If the point at which the line intercepts or crosses the Y-axis is a and the slope of the line is denoted as b, then Y = ß1X + ß0
• Like y = mx + b
• The slope is a measure of how much Y changes for a one-unit change in X

Because the points rarely fall along a perfect straight line, there is also an error term e

• The formula then becomes Y= ß1X+ ß0 + e
• The error term is a measure of the amount that the actual Y values depart from the Y values predicted by the equation
• Regression lines are fitted using a measure called least squares, which attempts to find the line which minimizes the sum of these errors (each of which is squared in the equations)
Example
• Investigators want to be able to predict a potential medical school applicant’s MCAT scores from his or her previous ACT examination score
• Create scatterplot of ACT and MCAT test scores
• Calculate the regression equation for ACT scores and MCAT scores
This model of simple linear regression can be extended to situations where there is more than one independent variable of interest
• The equation below shows a model which predicts Y based on three independent variables, X1 ,X2 , andX3
Multiple Regression
• Just like simple linear regression, but with more variables
• Allows the independent effects of several variables to be studied at once; can examine contribution of any variable while controlling for effects of other variables
• Useful when predictor (independent) variables and the outcome (dependent) variable are numerical (continuous) e.g., weight, age, Hct.
Multiple Regression

Y = estimated value for dependent (outcome) variable

ß0 = intercept

ß1= partial regression coefficients: indicate how much Y changes for each unit of change in X, when all other variables in the model held constant

Xi = independent (predictor) variables
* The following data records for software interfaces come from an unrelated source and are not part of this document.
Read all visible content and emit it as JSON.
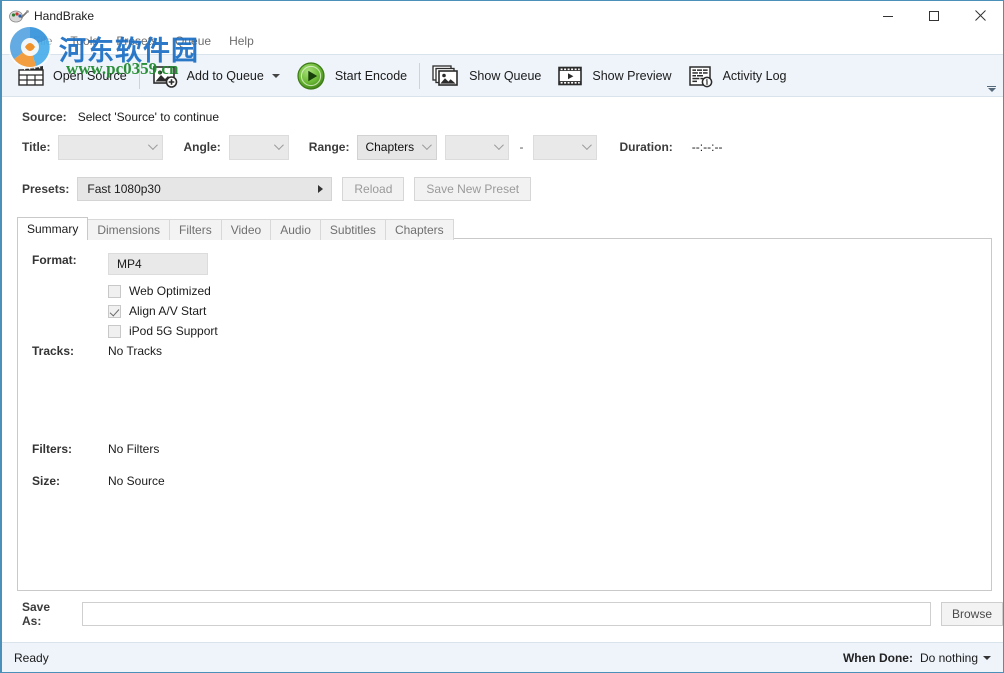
{
  "window": {
    "title": "HandBrake",
    "controls": {
      "minimize": "minimize-icon",
      "maximize": "maximize-icon",
      "close": "close-icon"
    }
  },
  "menubar": {
    "items": [
      {
        "label": "File"
      },
      {
        "label": "Tools"
      },
      {
        "label": "Presets"
      },
      {
        "label": "Queue"
      },
      {
        "label": "Help"
      }
    ]
  },
  "toolbar": {
    "buttons": [
      {
        "label": "Open Source",
        "icon": "clapperboard-icon",
        "caret": false
      },
      {
        "label": "Add to Queue",
        "icon": "add-image-icon",
        "caret": true
      },
      {
        "label": "Start Encode",
        "icon": "green-play-icon",
        "caret": false
      },
      {
        "label": "Show Queue",
        "icon": "stacked-images-icon",
        "caret": false
      },
      {
        "label": "Show Preview",
        "icon": "film-play-icon",
        "caret": false
      },
      {
        "label": "Activity Log",
        "icon": "log-info-icon",
        "caret": false
      }
    ],
    "overflow_icon": "toolbar-overflow-icon"
  },
  "source": {
    "label": "Source:",
    "value": "Select 'Source' to continue"
  },
  "meta": {
    "title_label": "Title:",
    "title_value": "",
    "angle_label": "Angle:",
    "angle_value": "",
    "range_label": "Range:",
    "range_value": "Chapters",
    "range_start": "",
    "range_separator": "-",
    "range_end": "",
    "duration_label": "Duration:",
    "duration_value": "--:--:--"
  },
  "presets": {
    "label": "Presets:",
    "selected": "Fast 1080p30",
    "reload_label": "Reload",
    "save_new_label": "Save New Preset"
  },
  "tabs": [
    {
      "label": "Summary",
      "active": true
    },
    {
      "label": "Dimensions",
      "active": false
    },
    {
      "label": "Filters",
      "active": false
    },
    {
      "label": "Video",
      "active": false
    },
    {
      "label": "Audio",
      "active": false
    },
    {
      "label": "Subtitles",
      "active": false
    },
    {
      "label": "Chapters",
      "active": false
    }
  ],
  "summary": {
    "format_label": "Format:",
    "format_value": "MP4",
    "checkboxes": [
      {
        "label": "Web Optimized",
        "checked": false
      },
      {
        "label": "Align A/V Start",
        "checked": true
      },
      {
        "label": "iPod 5G Support",
        "checked": false
      }
    ],
    "tracks_label": "Tracks:",
    "tracks_value": "No Tracks",
    "filters_label": "Filters:",
    "filters_value": "No Filters",
    "size_label": "Size:",
    "size_value": "No Source"
  },
  "saveas": {
    "label": "Save As:",
    "value": "",
    "placeholder": "",
    "browse_label": "Browse"
  },
  "statusbar": {
    "status": "Ready",
    "when_done_label": "When Done:",
    "when_done_value": "Do nothing"
  },
  "watermark": {
    "site_name": "河东软件园",
    "url": "www.pc0359.cn"
  },
  "colors": {
    "toolbar_bg": "#eef4fa",
    "window_border": "#4a90b8",
    "encode_green": "#5aa830",
    "watermark_blue": "#1b6fc4",
    "watermark_green": "#1f8a2e"
  }
}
Multiple regression: R
• Multiple R = correlation coefficient; indicates correspondence between Y values predicted by the model and Y values observed.
• R2 = amount of variability in Y explained by variation in the X variables contained in the model
• Model calculates partial R values - correlation coefficient of individual variables - as well as R for the whole model
Building A Multiple Regression Model
• Usual case: picking a few “significant” variables from many candidate variables
• Variables can be included because of clinical significance (“forced” into the model) or because of statistical significance
• Statistical significance usually determined by a stepwise process
Forward Selection
• Picks the X variable with the highest R, puts in the model
• Then looks for the X variable which will increase R2 by the highest amount
• Test for statistical significance performed (using the F test)
• If statistically significant, the new variable is included in the model, and the variable with the next highest R2 is tested
• The selection stops when no variable can be added which significantly increases R2
Backwards Elimination
• Starts with all variables in the model
• Removes the X variable which results in the smallest change in R2
• Continues to remove variables from the model until removal produces a statistically significant drop in R2
Stepwise regression
• Similar to forward selection, but after each new X added to the model, all X variables already in the model are re-checked to see if the addition of the new variable has effected their significance
• Bizarre, but unfortunately true: running forward selection, backward elimination, and stepwise regression on the same data often gives different answers
Multiple Regression: Caveats
• Try not to include predictor variables which are highly correlated with each other
• One X may force the other out, with strange results
• Overfitting: too many variables make for an unstable model
• Common rule of thumb: need > 10 subjects (or events) for each X variable
• Model assumes normal distribution for Y variable
• widely skewed data may give misleading results

Entry into Model

Variable

Coefficient

Change in Warfarin Dose, % (95% CI)

P value

0

Intercept

+0.404

-

-

1

–0.0084

–8 (–5 to –11)

<0.001

2

BSA, per SD

+0.50

+14 (+8 to +18)

<0.001

3

SNPs, per allele

–0.25

–22 (–16 to –28)

<0.001

4

Amiodarone

–0.34

–29 (–16 to –40)

0.001

5

Target INR, per 0.5 increase

+0.38

+21 (+9 to +34)

<0.001

6

Simvastatin

–0.13

–13 (–2 to –22)

0.03

7

White race

–0.123

–12 (–3 to –20)

0.01